All of Greater Manchester’s ten boroughs were “locked down” with around three hours’ notice at the end of July despite having significant variation in the prevalence of Covid-19.
In Oldham, the number of people testing positive in the week to 30 July had risen to 65.4 per 100,000 residents, more than seven times as high as the rate for England as a whole. The proportion of tests that returned positive stood at 3.9 per cent, suggesting the level of coronavirus circulating among the population in Oldham was likely higher than what was being detected, with the England average at 0.9 per cent.
Oldham, then, was experiencing a genuine spike in Covid-19. The same cannot be said of Wigan, which recorded just 5.8 cases per 100,000 residents and a positivity rate of 0.6 per cent over the same period.
The New Statesman’s risk tracker includes a system of categorising each local authority in the UK daily, based on the risk of a local lockdown in that area. Wigan’s risk category has always been low, yet it faced the same restrictions as the rest of Greater Manchester. Andy Burnham, the Mayor of Greater Manchester, said at a press conference last week that it would be “impossible to start breaking one borough off and separating boroughs out because Greater Manchester is an interconnected place”.

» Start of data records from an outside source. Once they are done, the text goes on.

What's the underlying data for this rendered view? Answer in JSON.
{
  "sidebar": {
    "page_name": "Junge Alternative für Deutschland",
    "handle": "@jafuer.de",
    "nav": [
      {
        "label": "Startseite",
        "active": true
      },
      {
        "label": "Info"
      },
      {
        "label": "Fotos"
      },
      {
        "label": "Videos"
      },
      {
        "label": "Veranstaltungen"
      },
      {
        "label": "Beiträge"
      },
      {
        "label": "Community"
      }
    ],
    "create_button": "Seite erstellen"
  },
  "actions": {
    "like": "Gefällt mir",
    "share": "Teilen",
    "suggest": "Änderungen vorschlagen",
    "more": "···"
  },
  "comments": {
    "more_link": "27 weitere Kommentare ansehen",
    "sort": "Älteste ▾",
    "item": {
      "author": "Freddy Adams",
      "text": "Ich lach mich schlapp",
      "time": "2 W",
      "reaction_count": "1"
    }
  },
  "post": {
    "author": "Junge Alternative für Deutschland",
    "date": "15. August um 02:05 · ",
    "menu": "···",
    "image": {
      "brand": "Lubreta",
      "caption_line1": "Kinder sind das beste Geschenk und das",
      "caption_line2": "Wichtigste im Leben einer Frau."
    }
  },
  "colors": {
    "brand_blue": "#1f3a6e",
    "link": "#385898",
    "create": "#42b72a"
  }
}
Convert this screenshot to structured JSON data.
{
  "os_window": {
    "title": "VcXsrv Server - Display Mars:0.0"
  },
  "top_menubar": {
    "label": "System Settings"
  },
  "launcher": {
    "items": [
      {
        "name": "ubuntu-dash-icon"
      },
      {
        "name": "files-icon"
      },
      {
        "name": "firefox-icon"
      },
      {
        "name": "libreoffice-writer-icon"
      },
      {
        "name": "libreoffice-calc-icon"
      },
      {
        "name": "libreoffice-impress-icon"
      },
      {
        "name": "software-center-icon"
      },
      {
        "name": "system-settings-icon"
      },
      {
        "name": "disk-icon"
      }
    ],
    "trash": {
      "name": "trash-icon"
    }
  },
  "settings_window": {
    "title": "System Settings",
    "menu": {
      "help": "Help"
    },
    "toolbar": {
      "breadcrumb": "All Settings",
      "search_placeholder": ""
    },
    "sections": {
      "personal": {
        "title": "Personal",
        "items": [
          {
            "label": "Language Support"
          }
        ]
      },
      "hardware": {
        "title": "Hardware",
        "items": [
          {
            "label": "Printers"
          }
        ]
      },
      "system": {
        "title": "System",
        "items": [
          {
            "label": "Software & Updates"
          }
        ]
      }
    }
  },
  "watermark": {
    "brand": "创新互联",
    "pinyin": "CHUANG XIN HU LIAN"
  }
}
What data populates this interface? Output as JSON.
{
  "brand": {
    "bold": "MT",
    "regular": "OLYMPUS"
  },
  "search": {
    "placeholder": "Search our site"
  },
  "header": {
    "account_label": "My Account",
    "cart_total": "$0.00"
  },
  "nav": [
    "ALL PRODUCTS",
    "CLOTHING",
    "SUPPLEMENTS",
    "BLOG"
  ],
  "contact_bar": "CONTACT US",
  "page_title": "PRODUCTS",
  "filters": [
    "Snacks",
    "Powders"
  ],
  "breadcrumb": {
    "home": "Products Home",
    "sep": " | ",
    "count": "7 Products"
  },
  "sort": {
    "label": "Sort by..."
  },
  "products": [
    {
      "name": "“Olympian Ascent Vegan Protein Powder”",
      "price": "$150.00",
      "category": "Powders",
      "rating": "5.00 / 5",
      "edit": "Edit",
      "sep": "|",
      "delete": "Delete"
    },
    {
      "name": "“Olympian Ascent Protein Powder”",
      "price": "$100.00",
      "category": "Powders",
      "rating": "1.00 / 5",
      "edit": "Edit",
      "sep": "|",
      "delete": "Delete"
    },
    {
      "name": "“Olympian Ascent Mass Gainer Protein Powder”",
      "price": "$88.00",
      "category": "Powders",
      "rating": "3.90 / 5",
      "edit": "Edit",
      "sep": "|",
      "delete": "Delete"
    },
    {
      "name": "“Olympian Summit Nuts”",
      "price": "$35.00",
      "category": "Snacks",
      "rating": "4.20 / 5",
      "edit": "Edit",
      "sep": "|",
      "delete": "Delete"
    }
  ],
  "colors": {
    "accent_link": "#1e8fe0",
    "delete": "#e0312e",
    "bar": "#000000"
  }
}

The same is true of Rossendale in Lancashire which faced restrictions at the same time as Greater Manchester but had lower levels of positive cases and a lower test positivity rate than England as a whole.
It seems these areas were locked down based on the situations faced by their neighbours – and the realities of local government geography – rather than the severity of their own coronavirus levels.
In the absence of a vaccine for Covid-19 it seems inevitable that more local flare-ups will occur and more areas will face localised restrictions on movement. If this “whack-a-mole” tactic is to work, these restrictions may well have to be toughened across the board to prevent rises in cases.
Better publicly available local data and a more transparent decision-making process would help by providing early warning signs that the public could act on. Such openness might also result in greater support when restrictions are imposed.